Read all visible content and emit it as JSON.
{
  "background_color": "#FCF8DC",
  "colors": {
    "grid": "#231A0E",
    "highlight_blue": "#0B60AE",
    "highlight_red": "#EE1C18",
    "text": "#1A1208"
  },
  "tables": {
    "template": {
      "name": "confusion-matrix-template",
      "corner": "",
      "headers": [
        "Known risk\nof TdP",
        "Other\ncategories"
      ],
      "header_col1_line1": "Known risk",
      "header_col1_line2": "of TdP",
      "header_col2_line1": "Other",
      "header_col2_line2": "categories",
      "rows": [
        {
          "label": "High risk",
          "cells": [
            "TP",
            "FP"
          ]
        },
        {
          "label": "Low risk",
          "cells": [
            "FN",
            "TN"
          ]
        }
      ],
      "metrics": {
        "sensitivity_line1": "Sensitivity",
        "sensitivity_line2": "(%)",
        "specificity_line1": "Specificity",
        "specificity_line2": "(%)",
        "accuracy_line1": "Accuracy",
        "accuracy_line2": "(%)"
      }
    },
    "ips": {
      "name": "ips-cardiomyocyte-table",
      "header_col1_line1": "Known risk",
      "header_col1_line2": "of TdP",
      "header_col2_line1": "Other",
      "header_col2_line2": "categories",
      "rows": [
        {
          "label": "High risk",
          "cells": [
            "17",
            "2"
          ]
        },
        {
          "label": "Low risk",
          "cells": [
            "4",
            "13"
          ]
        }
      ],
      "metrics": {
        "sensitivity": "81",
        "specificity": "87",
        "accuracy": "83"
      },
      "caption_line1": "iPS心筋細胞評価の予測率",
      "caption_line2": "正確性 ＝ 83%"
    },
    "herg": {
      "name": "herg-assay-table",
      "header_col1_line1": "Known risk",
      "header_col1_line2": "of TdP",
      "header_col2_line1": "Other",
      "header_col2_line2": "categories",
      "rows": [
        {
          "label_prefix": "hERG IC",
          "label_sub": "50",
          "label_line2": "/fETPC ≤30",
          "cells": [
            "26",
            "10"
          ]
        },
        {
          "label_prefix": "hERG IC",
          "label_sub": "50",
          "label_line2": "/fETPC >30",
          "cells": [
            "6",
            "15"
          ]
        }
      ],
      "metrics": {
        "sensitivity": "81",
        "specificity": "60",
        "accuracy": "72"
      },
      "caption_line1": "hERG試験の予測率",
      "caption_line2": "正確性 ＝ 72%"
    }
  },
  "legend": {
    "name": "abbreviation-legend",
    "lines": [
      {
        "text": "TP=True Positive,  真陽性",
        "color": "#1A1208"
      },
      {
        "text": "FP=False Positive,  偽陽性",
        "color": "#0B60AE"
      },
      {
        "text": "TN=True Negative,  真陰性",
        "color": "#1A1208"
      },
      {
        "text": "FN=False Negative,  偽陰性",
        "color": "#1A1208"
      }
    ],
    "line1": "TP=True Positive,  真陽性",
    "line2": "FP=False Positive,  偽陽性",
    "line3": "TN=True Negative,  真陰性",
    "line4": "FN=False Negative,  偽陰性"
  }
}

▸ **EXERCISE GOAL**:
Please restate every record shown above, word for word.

▸ **THE ANSWER**:
Read all visible content and emit it as JSON.
{
  "background_color": "#FCF8DC",
  "colors": {
    "grid": "#231A0E",
    "highlight_blue": "#0B60AE",
    "highlight_red": "#EE1C18",
    "text": "#1A1208"
  },
  "tables": {
    "template": {
      "name": "confusion-matrix-template",
      "corner": "",
      "headers": [
        "Known risk\nof TdP",
        "Other\ncategories"
      ],
      "header_col1_line1": "Known risk",
      "header_col1_line2": "of TdP",
      "header_col2_line1": "Other",
      "header_col2_line2": "categories",
      "rows": [
        {
          "label": "High risk",
          "cells": [
            "TP",
            "FP"
          ]
        },
        {
          "label": "Low risk",
          "cells": [
            "FN",
            "TN"
          ]
        }
      ],
      "metrics": {
        "sensitivity_line1": "Sensitivity",
        "sensitivity_line2": "(%)",
        "specificity_line1": "Specificity",
        "specificity_line2": "(%)",
        "accuracy_line1": "Accuracy",
        "accuracy_line2": "(%)"
      }
    },
    "ips": {
      "name": "ips-cardiomyocyte-table",
      "header_col1_line1": "Known risk",
      "header_col1_line2": "of TdP",
      "header_col2_line1": "Other",
      "header_col2_line2": "categories",
      "rows": [
        {
          "label": "High risk",
          "cells": [
            "17",
            "2"
          ]
        },
        {
          "label": "Low risk",
          "cells": [
            "4",
            "13"
          ]
        }
      ],
      "metrics": {
        "sensitivity": "81",
        "specificity": "87",
        "accuracy": "83"
      },
      "caption_line1": "iPS心筋細胞評価の予測率",
      "caption_line2": "正確性 ＝ 83%"
    },
    "herg": {
      "name": "herg-assay-table",
      "header_col1_line1": "Known risk",
      "header_col1_line2": "of TdP",
      "header_col2_line1": "Other",
      "header_col2_line2": "categories",
      "rows": [
        {
          "label_prefix": "hERG IC",
          "label_sub": "50",
          "label_line2": "/fETPC ≤30",
          "cells": [
            "26",
            "10"
          ]
        },
        {
          "label_prefix": "hERG IC",
          "label_sub": "50",
          "label_line2": "/fETPC >30",
          "cells": [
            "6",
            "15"
          ]
        }
      ],
      "metrics": {
        "sensitivity": "81",
        "specificity": "60",
        "accuracy": "72"
      },
      "caption_line1": "hERG試験の予測率",
      "caption_line2": "正確性 ＝ 72%"
    }
  },
  "legend": {
    "name": "abbreviation-legend",
    "lines": [
      {
        "text": "TP=True Positive,  真陽性",
        "color": "#1A1208"
      },
      {
        "text": "FP=False Positive,  偽陽性",
        "color": "#0B60AE"
      },
      {
        "text": "TN=True Negative,  真陰性",
        "color": "#1A1208"
      },
      {
        "text": "FN=False Negative,  偽陰性",
        "color": "#1A1208"
      }
    ],
    "line1": "TP=True Positive,  真陽性",
    "line2": "FP=False Positive,  偽陽性",
    "line3": "TN=True Negative,  真陰性",
    "line4": "FN=False Negative,  偽陰性"
  }
}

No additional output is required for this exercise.